    In letting go you arrive at the still place in yourself where you and the stillness are one; you arrive home and you and your home are one.

    This book offers suggestions for playing with and increasing your understanding of the Crowley-Thoth Tarot. It will help you in your work with the cards, sometimes guiding your inner exploration, some- times pointing the way in daily situations and difficult decision-making processes.

    Tarot means, above all, subjectivity, and maintaining a vital readiness to being touched. The Tarot's images, as mirrors of our own unconscious impulses, unlock and make these impulses available to our conscious mind. And we learn to interpret the messages of the cards, as we might interpret a muddled dream, we can discover new inner realms, and gain a glimpse into the mysteries of the Universe in its all-encompassing cosmic order.

    Waakirchen, August 1984 Zolling, July 1985


    The Tarot is an ancient system of knowledge which has been taught over the centuries in secret Mystery schools. This wisdom is presented through paintings, the symbols often hidden in esoteric images. Each card embodies the energy of the symbols on it, reflecting and imparting that energy to the user of the deck. The Tarot was originally a book of wisdom, similar to the Chinese / Ging, and was looked to for advice in many different matters.

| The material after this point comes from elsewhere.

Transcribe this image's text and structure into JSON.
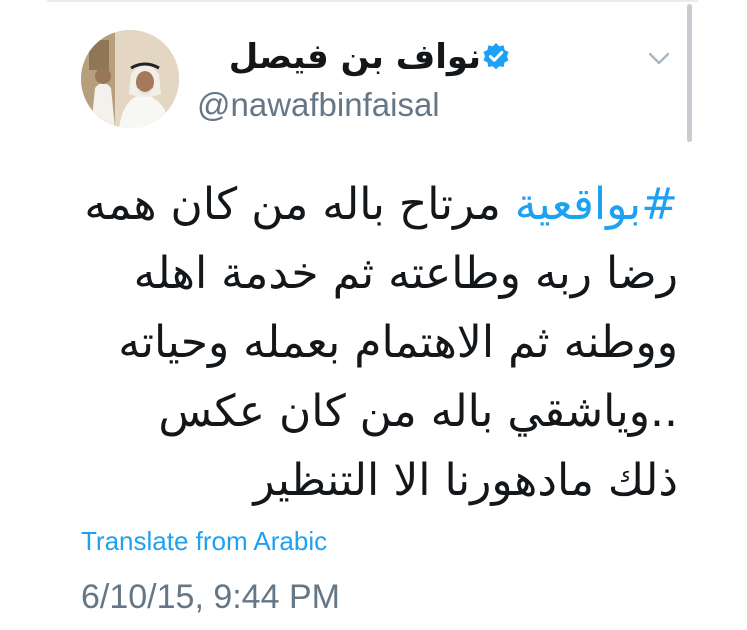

    The Tarot is a tool that can be used for orienting oneself on the path toward greater awareness, - a vast path with many turnings. It is a guide to the realm of inner transformation, revealing hidden messages and enlarging one's vision of the self and the cosmos. We can use the Tarot as a map, drawn in symbols, indicating the roadsigns on the inner path. Correctly used, it gives insight and new perspectives about any unclear situations. It possesses intense transformatory power which can lead to valuable breakthroughs, increased clarity and deeper perceptions regarding areas of life which are most meaningful to us. If we are ready to see and accept, the Tarot will give us information that points to special strengths as well as uncovering blind spots.

    The 78 cards are divided into 22 Major Arcana (numbered 0 - X X I ) , 16 Court Cards and 40 Minor Arcana.

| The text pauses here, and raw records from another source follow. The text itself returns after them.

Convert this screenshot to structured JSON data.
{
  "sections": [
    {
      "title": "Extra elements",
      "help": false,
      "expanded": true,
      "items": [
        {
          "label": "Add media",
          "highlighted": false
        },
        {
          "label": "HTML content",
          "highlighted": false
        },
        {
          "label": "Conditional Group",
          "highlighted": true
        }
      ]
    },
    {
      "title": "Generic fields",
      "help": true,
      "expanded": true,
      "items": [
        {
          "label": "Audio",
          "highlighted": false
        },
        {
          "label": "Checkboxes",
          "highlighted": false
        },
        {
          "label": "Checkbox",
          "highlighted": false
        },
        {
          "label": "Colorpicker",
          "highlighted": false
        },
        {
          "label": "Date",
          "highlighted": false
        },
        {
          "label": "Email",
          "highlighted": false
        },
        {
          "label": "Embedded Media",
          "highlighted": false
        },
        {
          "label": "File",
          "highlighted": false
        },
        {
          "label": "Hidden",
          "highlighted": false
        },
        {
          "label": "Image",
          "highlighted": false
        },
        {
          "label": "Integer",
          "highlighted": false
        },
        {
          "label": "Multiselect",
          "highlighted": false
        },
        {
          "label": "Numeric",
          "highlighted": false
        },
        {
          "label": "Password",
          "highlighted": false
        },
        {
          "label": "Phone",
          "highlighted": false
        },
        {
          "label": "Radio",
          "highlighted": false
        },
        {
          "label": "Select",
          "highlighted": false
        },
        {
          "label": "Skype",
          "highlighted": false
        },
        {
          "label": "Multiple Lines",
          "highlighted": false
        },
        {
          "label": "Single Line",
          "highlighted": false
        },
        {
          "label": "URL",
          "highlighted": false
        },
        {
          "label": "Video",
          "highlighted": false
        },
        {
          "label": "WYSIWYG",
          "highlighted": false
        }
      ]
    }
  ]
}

    Major Arcana cards give us answers or messages regarding the question or situation at hand. At the same time, they offer higher universal teachings based in Cosmic Law. These teachings provide an answer to the immediate question, while also providing a lesson which can be generally applied in every-day life.

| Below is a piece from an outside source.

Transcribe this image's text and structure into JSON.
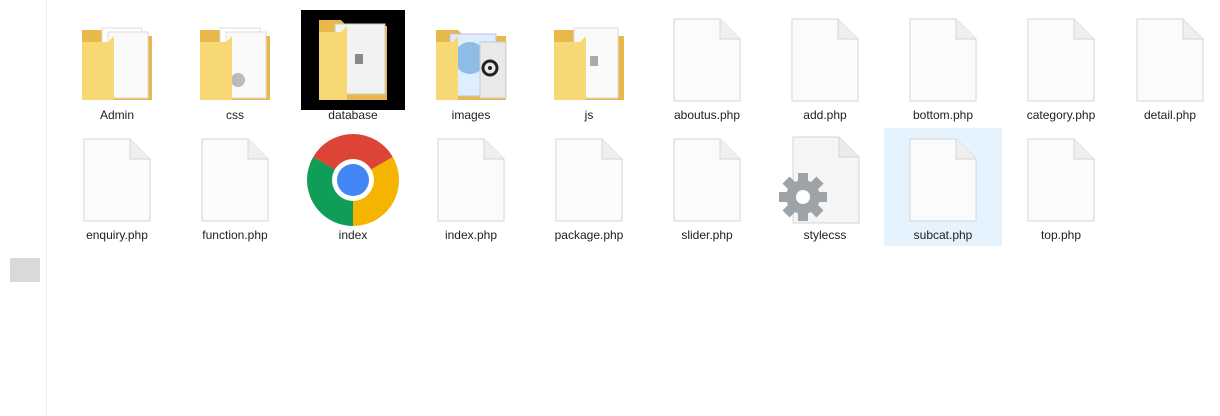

    Court Cards generally are related in some way to people who are important in our lives. They show us also what we have to learn and what we wish to master, as well as any special talents we may have.

  • Minor Arcana cards concern the smaller, more direct lessons of life. They are divided into 4 suits, with ten cards in each. The suits are:

    Wands, ruled by the element Fire. These cards stand for energy in general, especially sexual energy (the Yang or male aspect), perception, intuition, insight and activity.

    Cups, ruled by the element Water. These reflect our inner emotional reality. Their realm includes love, feelings, interaction in relationships and sexual energy (the Yin, or feminine aspect).

    Swords, ruled by the element Air. Cards of the Sword suit generally reflect our spiritual or mental condition, processes or attitudes, including possibly, meditation processes. This level of our being is most susceptible to disturbance. We are repeatedly challenged to prove that what we have achieved on this plane is real. The Sword cards also show us what energies we are using (usually unconsciously) to shape our lives.

    Disks, ruled by the element Earth. These indicate our external, material, physical reality. The external mirrors the internal. Dealings with the earth realm include health, the body, nutrition, clothing, possessions, finances, poverty and wealth.


    The creation of this Tarot deck has its roots in the activities of the Hermetic Order of the Golden Dawn, an English Rosicnician society which Aleister Crowley joined in 1898. The Order offered a systematic and clear approach to the Myst